Are those normal people now mark-able to be "killed" since they assisted?
As HBillyRufus stated:
"The rules leave a lot of room for abuse"
Which is typical of any Govt plan to "protect" it's helpless citizens
What bothers me about viewpoint that this new policy is somehow part of a giant rule book every single government has to use. This is a document attempting to place cyber warfare in it's rightful pecking order according to law. Whether it means an update to the Geneva Convention or maybe used by the United States to preface any attacks we might have against an attacker.

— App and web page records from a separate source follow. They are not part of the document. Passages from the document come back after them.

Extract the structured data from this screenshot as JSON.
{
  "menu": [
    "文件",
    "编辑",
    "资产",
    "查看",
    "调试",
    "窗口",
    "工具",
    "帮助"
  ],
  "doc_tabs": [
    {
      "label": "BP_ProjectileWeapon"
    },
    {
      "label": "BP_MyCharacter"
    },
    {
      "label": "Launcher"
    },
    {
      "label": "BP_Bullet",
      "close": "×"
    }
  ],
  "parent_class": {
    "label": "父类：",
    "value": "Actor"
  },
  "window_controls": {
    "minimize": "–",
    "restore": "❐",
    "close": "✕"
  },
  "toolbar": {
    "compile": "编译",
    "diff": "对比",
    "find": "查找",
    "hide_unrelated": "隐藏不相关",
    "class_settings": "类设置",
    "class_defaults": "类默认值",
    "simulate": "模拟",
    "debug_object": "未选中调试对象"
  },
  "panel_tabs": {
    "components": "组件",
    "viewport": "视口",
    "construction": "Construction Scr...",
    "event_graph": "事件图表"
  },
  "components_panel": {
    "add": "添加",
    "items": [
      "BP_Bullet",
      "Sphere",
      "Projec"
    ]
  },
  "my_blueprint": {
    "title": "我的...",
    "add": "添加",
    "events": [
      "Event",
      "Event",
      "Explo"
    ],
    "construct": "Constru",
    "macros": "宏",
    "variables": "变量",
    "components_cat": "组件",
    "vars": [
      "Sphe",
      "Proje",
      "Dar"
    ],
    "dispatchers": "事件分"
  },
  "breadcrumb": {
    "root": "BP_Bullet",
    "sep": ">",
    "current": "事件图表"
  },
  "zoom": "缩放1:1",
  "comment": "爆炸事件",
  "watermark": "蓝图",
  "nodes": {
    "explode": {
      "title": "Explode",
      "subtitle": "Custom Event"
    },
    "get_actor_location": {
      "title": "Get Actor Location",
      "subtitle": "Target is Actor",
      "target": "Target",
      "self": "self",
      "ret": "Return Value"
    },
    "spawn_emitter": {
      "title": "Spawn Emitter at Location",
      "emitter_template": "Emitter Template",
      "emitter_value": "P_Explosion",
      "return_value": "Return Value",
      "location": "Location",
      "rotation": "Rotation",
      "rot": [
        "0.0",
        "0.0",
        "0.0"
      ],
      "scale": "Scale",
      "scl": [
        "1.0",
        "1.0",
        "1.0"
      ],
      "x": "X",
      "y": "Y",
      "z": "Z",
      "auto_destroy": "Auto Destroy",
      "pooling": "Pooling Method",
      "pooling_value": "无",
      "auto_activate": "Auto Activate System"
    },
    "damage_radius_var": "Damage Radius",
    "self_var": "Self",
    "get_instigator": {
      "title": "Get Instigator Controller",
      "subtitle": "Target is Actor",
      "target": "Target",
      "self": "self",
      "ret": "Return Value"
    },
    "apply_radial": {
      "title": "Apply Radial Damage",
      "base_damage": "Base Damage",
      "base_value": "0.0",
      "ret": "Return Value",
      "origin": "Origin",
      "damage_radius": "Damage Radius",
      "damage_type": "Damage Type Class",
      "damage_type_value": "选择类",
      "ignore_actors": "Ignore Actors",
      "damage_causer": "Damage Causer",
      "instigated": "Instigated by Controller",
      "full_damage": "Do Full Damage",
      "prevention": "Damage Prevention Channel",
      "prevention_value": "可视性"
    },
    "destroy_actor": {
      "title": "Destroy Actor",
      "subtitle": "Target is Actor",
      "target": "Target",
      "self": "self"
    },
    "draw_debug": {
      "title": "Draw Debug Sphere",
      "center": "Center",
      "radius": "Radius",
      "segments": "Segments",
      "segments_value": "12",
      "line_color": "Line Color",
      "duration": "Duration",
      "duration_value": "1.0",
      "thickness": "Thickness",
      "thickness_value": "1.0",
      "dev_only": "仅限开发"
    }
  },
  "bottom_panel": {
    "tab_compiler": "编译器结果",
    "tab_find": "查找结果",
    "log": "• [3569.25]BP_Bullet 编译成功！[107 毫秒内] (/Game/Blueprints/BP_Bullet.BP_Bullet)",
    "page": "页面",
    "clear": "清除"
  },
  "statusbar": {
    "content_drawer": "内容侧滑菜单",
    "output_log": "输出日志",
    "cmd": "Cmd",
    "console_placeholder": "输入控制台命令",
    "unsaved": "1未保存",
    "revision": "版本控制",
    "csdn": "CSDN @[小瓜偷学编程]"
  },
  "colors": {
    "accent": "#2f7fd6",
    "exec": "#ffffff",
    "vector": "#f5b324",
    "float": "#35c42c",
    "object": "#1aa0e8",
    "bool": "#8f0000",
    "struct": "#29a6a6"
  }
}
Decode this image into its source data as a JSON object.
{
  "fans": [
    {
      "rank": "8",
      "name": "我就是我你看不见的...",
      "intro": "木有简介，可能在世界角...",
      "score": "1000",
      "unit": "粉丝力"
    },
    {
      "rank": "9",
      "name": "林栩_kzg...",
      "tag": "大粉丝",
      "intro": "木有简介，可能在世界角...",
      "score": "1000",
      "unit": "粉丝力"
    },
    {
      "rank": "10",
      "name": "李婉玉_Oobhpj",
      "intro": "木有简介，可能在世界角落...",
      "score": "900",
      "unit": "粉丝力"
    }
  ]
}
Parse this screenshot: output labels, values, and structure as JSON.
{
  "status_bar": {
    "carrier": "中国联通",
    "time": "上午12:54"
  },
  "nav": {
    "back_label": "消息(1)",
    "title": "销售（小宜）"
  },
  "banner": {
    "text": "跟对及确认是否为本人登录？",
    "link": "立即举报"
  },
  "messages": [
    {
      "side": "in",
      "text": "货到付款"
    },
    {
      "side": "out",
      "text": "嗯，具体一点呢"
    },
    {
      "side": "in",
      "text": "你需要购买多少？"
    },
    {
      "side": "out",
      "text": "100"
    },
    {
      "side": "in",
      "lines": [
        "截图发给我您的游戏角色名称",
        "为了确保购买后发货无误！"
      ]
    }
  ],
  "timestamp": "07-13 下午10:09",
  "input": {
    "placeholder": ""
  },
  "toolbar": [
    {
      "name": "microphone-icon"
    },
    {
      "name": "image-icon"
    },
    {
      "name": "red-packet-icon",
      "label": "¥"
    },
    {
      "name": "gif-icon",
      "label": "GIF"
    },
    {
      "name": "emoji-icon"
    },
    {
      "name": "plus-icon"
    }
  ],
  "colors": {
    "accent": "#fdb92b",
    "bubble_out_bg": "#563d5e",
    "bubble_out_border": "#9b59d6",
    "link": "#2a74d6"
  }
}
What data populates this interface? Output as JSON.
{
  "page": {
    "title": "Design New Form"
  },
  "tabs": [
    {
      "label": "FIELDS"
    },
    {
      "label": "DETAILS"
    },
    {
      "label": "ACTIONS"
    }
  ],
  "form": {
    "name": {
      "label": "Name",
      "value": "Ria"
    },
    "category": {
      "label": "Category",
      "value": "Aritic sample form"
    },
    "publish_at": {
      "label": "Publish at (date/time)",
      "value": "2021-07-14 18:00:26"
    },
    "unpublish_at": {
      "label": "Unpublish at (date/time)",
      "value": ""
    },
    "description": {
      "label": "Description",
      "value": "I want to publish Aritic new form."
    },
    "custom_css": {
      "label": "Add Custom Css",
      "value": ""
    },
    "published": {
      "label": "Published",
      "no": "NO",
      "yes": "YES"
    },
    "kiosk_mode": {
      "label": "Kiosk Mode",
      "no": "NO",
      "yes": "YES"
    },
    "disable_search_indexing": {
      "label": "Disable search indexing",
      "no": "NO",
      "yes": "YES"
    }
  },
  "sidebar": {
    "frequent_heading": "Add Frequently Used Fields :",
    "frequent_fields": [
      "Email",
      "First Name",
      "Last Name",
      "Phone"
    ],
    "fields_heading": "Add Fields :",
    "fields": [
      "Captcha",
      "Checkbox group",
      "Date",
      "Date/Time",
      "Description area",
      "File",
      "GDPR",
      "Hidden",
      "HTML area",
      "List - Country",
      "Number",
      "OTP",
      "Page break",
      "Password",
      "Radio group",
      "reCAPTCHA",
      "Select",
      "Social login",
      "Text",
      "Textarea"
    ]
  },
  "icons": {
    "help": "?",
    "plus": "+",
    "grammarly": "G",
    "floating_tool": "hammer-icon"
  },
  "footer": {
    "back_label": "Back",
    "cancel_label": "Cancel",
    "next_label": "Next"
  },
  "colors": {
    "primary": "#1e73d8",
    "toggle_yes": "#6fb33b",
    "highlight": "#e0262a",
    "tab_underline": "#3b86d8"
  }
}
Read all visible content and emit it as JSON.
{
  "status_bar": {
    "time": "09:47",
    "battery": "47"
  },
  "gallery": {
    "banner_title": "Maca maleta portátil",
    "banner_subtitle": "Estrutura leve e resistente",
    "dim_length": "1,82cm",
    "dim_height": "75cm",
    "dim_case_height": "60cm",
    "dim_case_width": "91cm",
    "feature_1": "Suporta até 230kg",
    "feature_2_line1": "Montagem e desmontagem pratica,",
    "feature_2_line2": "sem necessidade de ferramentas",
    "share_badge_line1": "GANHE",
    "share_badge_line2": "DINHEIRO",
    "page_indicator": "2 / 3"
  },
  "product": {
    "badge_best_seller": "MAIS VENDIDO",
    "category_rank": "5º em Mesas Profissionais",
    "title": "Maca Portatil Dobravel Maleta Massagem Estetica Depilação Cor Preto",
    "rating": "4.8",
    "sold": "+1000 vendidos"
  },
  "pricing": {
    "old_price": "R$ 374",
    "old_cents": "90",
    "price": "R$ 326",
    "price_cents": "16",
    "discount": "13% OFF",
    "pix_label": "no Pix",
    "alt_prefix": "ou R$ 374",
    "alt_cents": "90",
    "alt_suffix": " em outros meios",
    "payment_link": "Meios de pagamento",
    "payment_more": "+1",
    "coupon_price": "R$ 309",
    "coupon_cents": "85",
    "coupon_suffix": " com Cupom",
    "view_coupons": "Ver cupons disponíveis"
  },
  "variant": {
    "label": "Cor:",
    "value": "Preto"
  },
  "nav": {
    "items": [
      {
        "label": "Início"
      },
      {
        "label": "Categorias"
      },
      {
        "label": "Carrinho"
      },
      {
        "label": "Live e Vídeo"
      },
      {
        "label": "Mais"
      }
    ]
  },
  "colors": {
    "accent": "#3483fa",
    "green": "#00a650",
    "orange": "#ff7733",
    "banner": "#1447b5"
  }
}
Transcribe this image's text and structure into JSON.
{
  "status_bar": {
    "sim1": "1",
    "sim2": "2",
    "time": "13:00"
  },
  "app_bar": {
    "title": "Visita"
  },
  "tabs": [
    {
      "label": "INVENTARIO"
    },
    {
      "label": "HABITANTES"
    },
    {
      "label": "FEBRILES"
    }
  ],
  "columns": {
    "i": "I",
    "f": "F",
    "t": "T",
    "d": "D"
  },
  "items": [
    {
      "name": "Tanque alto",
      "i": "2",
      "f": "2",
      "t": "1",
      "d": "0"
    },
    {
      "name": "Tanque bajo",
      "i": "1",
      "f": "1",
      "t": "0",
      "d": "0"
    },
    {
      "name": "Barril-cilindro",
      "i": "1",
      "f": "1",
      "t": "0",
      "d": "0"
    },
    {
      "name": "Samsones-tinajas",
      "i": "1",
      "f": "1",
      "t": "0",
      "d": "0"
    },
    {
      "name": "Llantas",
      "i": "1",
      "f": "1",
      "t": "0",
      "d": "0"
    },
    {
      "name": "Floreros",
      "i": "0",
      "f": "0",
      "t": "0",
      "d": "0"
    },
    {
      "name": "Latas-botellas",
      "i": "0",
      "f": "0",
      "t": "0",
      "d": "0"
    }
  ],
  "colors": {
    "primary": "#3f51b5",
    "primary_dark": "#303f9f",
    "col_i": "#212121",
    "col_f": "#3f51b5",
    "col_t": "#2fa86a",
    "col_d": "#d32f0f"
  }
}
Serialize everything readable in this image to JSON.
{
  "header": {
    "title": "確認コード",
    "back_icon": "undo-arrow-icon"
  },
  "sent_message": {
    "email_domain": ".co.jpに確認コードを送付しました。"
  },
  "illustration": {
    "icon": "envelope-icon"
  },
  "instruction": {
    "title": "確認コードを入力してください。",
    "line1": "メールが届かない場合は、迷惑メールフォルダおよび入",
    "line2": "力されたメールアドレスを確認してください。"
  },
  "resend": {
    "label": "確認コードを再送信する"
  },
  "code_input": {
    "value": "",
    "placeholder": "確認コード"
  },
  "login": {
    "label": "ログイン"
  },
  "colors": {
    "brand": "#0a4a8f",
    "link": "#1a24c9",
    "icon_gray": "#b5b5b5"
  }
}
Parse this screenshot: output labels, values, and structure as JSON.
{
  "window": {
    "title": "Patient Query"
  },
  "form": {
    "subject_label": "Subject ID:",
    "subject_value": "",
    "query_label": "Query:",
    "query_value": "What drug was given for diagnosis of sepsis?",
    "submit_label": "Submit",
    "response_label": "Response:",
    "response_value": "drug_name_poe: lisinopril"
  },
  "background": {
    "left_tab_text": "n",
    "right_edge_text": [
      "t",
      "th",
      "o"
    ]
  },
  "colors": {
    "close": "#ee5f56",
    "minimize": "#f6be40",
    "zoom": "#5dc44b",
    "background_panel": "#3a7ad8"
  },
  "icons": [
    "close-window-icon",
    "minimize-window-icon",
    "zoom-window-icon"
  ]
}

Does this mean they can declare war on a US citizen if they hack something... no. Not only is that a big deal as far a constitutional rights, it doesn't make any sense either. This whole dropping drone strikes on U.S. soil thing is straight up tyrant talk. No, our president won't get away with that power as long as semi-intelligent people in office stops him. Even the Democrats think this is far over reaching the power of the Executive branch. We can and have dropped bombs on terrorists that may have been an American citizen on NON-US soil, but that's a different story.
Could they already start with spammers, just as an exercise.
This is nothing new. Bombing a war plant is a legitimate target and has been for hundreds of years. Civilian's working in plants and factories or carrying supplies in boats are all targets. Farmers supplying grain for use in war fuel would be targets. Why would one exempt technology? If you want to win a war, you have to break a few eggs.
I guess you could just ask them to surrender.
I suggest, every single time they erect a large missile just take it out, over and over again. N.Korea doesn't have a lot of money to keep building these things and if they never launch, they cannot learn either how to make a better missile.
They have clearly declared to the world of their desire to harm the USA, so take out their missile each time its found is established defensive measure.
@AnyIcon yes you said that exact same comment in the "Is North Korea Forcing Diplomats To Sell Drugs Abroad" article.
it's clear that you're NOT commenting on the articles, but instead standing on a soapbox and repeating your own brand of "hello everybody I'm 13yrs old and I just like to hear myself talk" at the bottom of every popsci article.
Whether or not NATO is making provisions for drone strikes on Chinese soil to level buildings used to by the chinese army to attack western assets in the future.. we can only wait and see. Though it's quite probable .. and I fully agree with it.
traditional espionage was easier to combat, you could catch the little **** and kill him face to face... now not so much, so you need to make it acceptable to kill him where he actually is these days.
Everyone is missing a huge point here in my opinion. Are there any provisions made for botnets? Those are a tactic used by hackers to gain more power to perform whatever task they are doing, but users do not necessarily know. Usually they do not.
So would they track the signal back upstream, determine the location, and send in the drones? That leaves far too much room for error.
On the other hand, due to idiotic practices, you can access the controls for things like nuclear power plants over the web today. There are potential dangers here that nobody has mentioned it.
But I see a pattern of too many laws being passed which allows governments to compromise people that have no checks or balances in place to protect the people. I have a degree in System Analysis & Design, and I can see other solutions which would be far more effective than what they are doing. This is wrong. Dead wrong. Our governments need to stop playing games and use some common sense, as opposed to passing law after law, just for the sake of writing legislation. It looks like it will be up to us to scream loud, else they are not going to stop. How many more of these laws might they pass by ........ say 2020?